The benefits of studying in an international setting with the opportunity to interact with students from all around the world is a great asset to the programme and in combination with students who are working in ComDev-related fields, the opportunity to share experiences provides added value. ComDev embraces the international mind-set when planning for seminars and to date we have held seminars in Bosnia and Herzegovina, India, South Africa and Tanzania to name a few and we encourage our students to attend the seminars in person if they have the opportunity.

When writing their theses, we recommend students to conduct field studies and our students have had the opportunity of doing fieldwork in countries like Bosnia and Herzegovina, Croatia, Egypt, India, Kenya, Mozambique and South Africa. We always encourage our students to think outside the box and employ innovativeness and creativity to their fieldwork experiences. ComDev theses have included documentaries, short films, photo essays and a wide array of dissertations presented in exciting and original formats.

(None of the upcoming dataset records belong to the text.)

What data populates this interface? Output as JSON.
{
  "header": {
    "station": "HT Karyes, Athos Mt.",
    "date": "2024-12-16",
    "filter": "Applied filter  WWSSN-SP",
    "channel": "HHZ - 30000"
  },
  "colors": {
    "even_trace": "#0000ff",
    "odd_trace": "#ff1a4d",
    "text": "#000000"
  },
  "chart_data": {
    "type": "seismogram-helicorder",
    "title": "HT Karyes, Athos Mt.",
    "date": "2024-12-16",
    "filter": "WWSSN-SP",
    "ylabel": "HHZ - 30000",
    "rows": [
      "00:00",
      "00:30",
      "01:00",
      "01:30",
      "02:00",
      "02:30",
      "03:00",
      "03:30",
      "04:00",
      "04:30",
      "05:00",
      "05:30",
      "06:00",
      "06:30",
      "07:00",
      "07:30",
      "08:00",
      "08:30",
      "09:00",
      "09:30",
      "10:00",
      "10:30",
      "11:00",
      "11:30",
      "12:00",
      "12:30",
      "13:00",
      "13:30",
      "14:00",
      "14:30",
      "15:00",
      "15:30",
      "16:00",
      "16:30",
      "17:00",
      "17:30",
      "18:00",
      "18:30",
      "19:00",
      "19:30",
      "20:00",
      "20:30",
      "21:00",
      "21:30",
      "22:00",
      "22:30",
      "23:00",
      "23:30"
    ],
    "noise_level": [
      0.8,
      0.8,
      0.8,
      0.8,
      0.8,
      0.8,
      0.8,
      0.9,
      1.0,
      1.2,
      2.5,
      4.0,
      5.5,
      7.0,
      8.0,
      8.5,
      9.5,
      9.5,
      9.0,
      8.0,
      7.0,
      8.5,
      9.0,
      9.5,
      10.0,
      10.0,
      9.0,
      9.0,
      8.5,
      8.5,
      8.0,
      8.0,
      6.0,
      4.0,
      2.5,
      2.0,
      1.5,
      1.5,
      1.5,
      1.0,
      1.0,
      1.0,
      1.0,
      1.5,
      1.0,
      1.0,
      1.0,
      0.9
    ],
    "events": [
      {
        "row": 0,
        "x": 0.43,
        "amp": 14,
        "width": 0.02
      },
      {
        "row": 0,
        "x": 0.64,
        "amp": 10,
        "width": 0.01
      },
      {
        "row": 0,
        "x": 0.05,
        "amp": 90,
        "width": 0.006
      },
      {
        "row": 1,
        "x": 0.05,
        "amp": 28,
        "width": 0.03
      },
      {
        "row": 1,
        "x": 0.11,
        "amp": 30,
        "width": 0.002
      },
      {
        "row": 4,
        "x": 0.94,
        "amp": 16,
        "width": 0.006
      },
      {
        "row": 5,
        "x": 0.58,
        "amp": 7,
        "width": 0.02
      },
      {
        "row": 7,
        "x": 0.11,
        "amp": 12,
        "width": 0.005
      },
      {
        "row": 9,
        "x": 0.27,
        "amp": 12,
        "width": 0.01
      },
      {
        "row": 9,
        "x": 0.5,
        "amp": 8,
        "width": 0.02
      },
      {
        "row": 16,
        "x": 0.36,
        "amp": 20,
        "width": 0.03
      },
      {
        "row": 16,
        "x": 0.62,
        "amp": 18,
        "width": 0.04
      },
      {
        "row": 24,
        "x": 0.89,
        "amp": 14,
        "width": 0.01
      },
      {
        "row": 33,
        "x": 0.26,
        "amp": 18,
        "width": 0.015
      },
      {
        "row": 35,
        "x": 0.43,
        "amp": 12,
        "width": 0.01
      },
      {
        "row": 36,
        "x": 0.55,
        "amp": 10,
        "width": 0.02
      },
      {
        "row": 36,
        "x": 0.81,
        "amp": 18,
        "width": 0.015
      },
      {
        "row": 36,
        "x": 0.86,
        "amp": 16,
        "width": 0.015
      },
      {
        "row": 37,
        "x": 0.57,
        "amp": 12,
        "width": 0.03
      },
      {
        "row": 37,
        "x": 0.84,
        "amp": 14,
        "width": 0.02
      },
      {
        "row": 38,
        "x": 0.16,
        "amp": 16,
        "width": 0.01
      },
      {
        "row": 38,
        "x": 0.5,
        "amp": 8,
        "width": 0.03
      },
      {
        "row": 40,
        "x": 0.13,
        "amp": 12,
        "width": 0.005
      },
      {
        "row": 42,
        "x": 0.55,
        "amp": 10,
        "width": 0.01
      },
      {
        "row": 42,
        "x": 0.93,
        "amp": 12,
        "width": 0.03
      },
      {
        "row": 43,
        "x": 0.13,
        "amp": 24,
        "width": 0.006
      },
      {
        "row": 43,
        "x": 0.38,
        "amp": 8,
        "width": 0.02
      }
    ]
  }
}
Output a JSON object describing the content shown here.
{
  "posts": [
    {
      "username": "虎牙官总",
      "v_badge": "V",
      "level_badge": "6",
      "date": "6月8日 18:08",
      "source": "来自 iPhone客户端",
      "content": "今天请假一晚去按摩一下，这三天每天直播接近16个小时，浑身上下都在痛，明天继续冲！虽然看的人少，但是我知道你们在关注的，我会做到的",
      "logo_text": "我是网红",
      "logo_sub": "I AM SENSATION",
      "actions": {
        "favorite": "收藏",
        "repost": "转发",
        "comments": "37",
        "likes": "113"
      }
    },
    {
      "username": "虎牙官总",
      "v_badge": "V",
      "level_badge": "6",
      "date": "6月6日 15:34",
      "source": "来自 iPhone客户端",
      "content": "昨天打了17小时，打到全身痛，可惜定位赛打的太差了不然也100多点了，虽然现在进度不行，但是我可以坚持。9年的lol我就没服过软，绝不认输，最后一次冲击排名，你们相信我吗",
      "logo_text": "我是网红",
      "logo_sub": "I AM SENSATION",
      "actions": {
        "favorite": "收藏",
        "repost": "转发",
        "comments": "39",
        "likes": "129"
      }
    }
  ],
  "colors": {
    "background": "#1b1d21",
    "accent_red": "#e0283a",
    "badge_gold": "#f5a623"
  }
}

As an addition to our master’s programme, we offer a part-time course called Advances in Communication for Development, which aims to enhance skills and deepen knowledge in the strategic use of media and communication in development cooperation. Students are given the opportunity to independently plan, implement and evaluate a ComDev intervention. From 2014 this course is also offered as Commission Education for organisations and companies.


Twitter: @mahcomdev



Ethical Student Internships: My experience

Written by Molly Whyte, cross-posted from Student Hubs

While I’ve long been certain that I want to pursue a career that makes a positive impact on society, if you’d asked me back in the autumn of last year what exactly that would entail, I probably wouldn’t have been able to tell you.

When I applied to the Ethical Internship Scheme during my first year at university, I saw it as an opportunity to gain valuable experience in the third sector. I hoped the process would narrow down my career aspirations and provide an outlet for my interests in education, culture and international development. One month into my placement with United World Schools (UWS) and I’m happy to say that this is definitely the case.

UWS, a small charity founded in 2008, uses a low-cost, community-focused model to deliver basic education to marginalised children in remote areas of South-East Asia. UWS seeks both top-down permission and grassroots collaboration to build schools and train local teachers. They support the continuation of indigenous cultures and traditions, as well as recruiting help from committed international volunteers. Currently, there are 14 UWS schools in Cambodia, with plans to expand and replicate the model in countries such as Myanmar, Sri Lanka and Nepal in the coming few years.

Alongside providing general support to the UWS team working on school, corporate and volunteer partnerships, my role is centred on communications (which complements my position as Publicity Officer on the Southampton Hub committee). I edit and proofread newsletters and PR resources, as well getting to interview some of UWS’ partners and write case studies on their experiences.

I also currently manage the UWS Twitter account (@teamUWS) and work with members of the UWS Council to plan awareness and marketing strategies. I’ve enjoyed learning more about fundraising too, and recently submitted UWS’ application to The Big Give Christmas Challenge 2013.

So far, my expectations of the Ethical Internship Scheme have been met and exceeded. My experience with UWS has given me a real insight into the workings of a small charity, and I now better understand the skills needed to effectively engage both existing and potential supporters. I benefit from working with highly experienced people from a diverse range of career backgrounds, as well as getting to attend the Student Hubs training sessions that run alongside our placements throughout the summer.

Overall, I’m grateful to be constantly learning and already feel more prepared to start a social impact career when I graduate. I’m now looking forward to continuing to develop my communications, marketing and fundraising skills as I carry on my internship until the end of August.